* _Material for this exercise_
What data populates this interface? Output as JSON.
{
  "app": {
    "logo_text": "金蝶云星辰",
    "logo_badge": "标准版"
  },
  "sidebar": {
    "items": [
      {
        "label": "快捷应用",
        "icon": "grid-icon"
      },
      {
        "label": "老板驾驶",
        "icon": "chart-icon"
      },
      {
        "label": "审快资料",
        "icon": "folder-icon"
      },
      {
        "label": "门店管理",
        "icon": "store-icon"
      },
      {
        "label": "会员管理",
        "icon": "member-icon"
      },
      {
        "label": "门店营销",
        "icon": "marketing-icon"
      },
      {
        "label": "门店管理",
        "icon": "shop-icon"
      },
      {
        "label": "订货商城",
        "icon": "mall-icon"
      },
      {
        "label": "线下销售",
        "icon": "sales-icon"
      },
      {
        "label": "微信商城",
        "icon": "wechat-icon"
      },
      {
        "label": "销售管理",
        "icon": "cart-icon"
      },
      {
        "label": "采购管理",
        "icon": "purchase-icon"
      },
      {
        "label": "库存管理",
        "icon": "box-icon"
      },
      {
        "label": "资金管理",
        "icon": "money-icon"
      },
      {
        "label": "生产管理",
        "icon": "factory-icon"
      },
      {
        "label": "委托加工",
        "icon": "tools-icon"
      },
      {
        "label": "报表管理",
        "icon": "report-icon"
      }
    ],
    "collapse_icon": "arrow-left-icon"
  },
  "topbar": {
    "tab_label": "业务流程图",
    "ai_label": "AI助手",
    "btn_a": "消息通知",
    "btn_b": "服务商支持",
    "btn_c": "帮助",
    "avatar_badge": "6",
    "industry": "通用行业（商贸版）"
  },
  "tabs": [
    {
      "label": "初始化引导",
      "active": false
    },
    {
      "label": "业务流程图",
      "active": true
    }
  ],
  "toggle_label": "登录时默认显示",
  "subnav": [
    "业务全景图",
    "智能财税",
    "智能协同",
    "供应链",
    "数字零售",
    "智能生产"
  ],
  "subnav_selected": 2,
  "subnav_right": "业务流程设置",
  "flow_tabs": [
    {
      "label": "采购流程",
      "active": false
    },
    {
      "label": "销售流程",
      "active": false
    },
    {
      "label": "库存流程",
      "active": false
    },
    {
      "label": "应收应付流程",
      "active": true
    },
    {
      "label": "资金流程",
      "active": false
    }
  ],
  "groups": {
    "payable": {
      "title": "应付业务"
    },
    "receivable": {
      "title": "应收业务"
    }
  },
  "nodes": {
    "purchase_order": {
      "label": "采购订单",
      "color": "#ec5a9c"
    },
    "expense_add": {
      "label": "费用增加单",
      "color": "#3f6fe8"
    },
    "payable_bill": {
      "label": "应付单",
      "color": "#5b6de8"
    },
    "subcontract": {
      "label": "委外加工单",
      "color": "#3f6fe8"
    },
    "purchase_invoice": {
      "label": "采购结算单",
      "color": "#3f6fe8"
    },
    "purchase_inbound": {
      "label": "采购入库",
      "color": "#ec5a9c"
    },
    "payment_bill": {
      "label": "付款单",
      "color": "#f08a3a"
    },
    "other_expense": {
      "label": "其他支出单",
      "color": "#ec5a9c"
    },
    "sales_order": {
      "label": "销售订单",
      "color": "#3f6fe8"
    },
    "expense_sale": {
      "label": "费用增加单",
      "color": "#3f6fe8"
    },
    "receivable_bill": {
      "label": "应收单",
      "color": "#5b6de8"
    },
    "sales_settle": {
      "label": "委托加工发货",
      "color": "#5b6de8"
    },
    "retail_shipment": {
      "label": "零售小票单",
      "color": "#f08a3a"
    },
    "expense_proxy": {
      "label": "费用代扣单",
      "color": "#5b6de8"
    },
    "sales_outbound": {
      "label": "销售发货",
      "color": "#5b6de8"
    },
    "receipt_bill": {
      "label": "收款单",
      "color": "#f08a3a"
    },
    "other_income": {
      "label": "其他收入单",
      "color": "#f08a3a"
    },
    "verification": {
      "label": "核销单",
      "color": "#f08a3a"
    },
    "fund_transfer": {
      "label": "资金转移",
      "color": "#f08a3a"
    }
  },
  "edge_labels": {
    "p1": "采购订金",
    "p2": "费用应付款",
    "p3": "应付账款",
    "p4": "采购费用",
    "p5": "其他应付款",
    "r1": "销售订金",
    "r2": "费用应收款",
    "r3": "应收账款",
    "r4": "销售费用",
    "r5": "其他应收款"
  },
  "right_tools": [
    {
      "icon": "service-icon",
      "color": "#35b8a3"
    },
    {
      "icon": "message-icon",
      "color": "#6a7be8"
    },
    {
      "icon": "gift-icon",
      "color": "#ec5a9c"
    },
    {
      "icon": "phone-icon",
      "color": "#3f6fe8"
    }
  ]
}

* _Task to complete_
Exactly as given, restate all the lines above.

* _Solution to this task_
What data populates this interface? Output as JSON.
{
  "app": {
    "logo_text": "金蝶云星辰",
    "logo_badge": "标准版"
  },
  "sidebar": {
    "items": [
      {
        "label": "快捷应用",
        "icon": "grid-icon"
      },
      {
        "label": "老板驾驶",
        "icon": "chart-icon"
      },
      {
        "label": "审快资料",
        "icon": "folder-icon"
      },
      {
        "label": "门店管理",
        "icon": "store-icon"
      },
      {
        "label": "会员管理",
        "icon": "member-icon"
      },
      {
        "label": "门店营销",
        "icon": "marketing-icon"
      },
      {
        "label": "门店管理",
        "icon": "shop-icon"
      },
      {
        "label": "订货商城",
        "icon": "mall-icon"
      },
      {
        "label": "线下销售",
        "icon": "sales-icon"
      },
      {
        "label": "微信商城",
        "icon": "wechat-icon"
      },
      {
        "label": "销售管理",
        "icon": "cart-icon"
      },
      {
        "label": "采购管理",
        "icon": "purchase-icon"
      },
      {
        "label": "库存管理",
        "icon": "box-icon"
      },
      {
        "label": "资金管理",
        "icon": "money-icon"
      },
      {
        "label": "生产管理",
        "icon": "factory-icon"
      },
      {
        "label": "委托加工",
        "icon": "tools-icon"
      },
      {
        "label": "报表管理",
        "icon": "report-icon"
      }
    ],
    "collapse_icon": "arrow-left-icon"
  },
  "topbar": {
    "tab_label": "业务流程图",
    "ai_label": "AI助手",
    "btn_a": "消息通知",
    "btn_b": "服务商支持",
    "btn_c": "帮助",
    "avatar_badge": "6",
    "industry": "通用行业（商贸版）"
  },
  "tabs": [
    {
      "label": "初始化引导",
      "active": false
    },
    {
      "label": "业务流程图",
      "active": true
    }
  ],
  "toggle_label": "登录时默认显示",
  "subnav": [
    "业务全景图",
    "智能财税",
    "智能协同",
    "供应链",
    "数字零售",
    "智能生产"
  ],
  "subnav_selected": 2,
  "subnav_right": "业务流程设置",
  "flow_tabs": [
    {
      "label": "采购流程",
      "active": false
    },
    {
      "label": "销售流程",
      "active": false
    },
    {
      "label": "库存流程",
      "active": false
    },
    {
      "label": "应收应付流程",
      "active": true
    },
    {
      "label": "资金流程",
      "active": false
    }
  ],
  "groups": {
    "payable": {
      "title": "应付业务"
    },
    "receivable": {
      "title": "应收业务"
    }
  },
  "nodes": {
    "purchase_order": {
      "label": "采购订单",
      "color": "#ec5a9c"
    },
    "expense_add": {
      "label": "费用增加单",
      "color": "#3f6fe8"
    },
    "payable_bill": {
      "label": "应付单",
      "color": "#5b6de8"
    },
    "subcontract": {
      "label": "委外加工单",
      "color": "#3f6fe8"
    },
    "purchase_invoice": {
      "label": "采购结算单",
      "color": "#3f6fe8"
    },
    "purchase_inbound": {
      "label": "采购入库",
      "color": "#ec5a9c"
    },
    "payment_bill": {
      "label": "付款单",
      "color": "#f08a3a"
    },
    "other_expense": {
      "label": "其他支出单",
      "color": "#ec5a9c"
    },
    "sales_order": {
      "label": "销售订单",
      "color": "#3f6fe8"
    },
    "expense_sale": {
      "label": "费用增加单",
      "color": "#3f6fe8"
    },
    "receivable_bill": {
      "label": "应收单",
      "color": "#5b6de8"
    },
    "sales_settle": {
      "label": "委托加工发货",
      "color": "#5b6de8"
    },
    "retail_shipment": {
      "label": "零售小票单",
      "color": "#f08a3a"
    },
    "expense_proxy": {
      "label": "费用代扣单",
      "color": "#5b6de8"
    },
    "sales_outbound": {
      "label": "销售发货",
      "color": "#5b6de8"
    },
    "receipt_bill": {
      "label": "收款单",
      "color": "#f08a3a"
    },
    "other_income": {
      "label": "其他收入单",
      "color": "#f08a3a"
    },
    "verification": {
      "label": "核销单",
      "color": "#f08a3a"
    },
    "fund_transfer": {
      "label": "资金转移",
      "color": "#f08a3a"
    }
  },
  "edge_labels": {
    "p1": "采购订金",
    "p2": "费用应付款",
    "p3": "应付账款",
    "p4": "采购费用",
    "p5": "其他应付款",
    "r1": "销售订金",
    "r2": "费用应收款",
    "r3": "应收账款",
    "r4": "销售费用",
    "r5": "其他应收款"
  },
  "right_tools": [
    {
      "icon": "service-icon",
      "color": "#35b8a3"
    },
    {
      "icon": "message-icon",
      "color": "#6a7be8"
    },
    {
      "icon": "gift-icon",
      "color": "#ec5a9c"
    },
    {
      "icon": "phone-icon",
      "color": "#3f6fe8"
    }
  ]
}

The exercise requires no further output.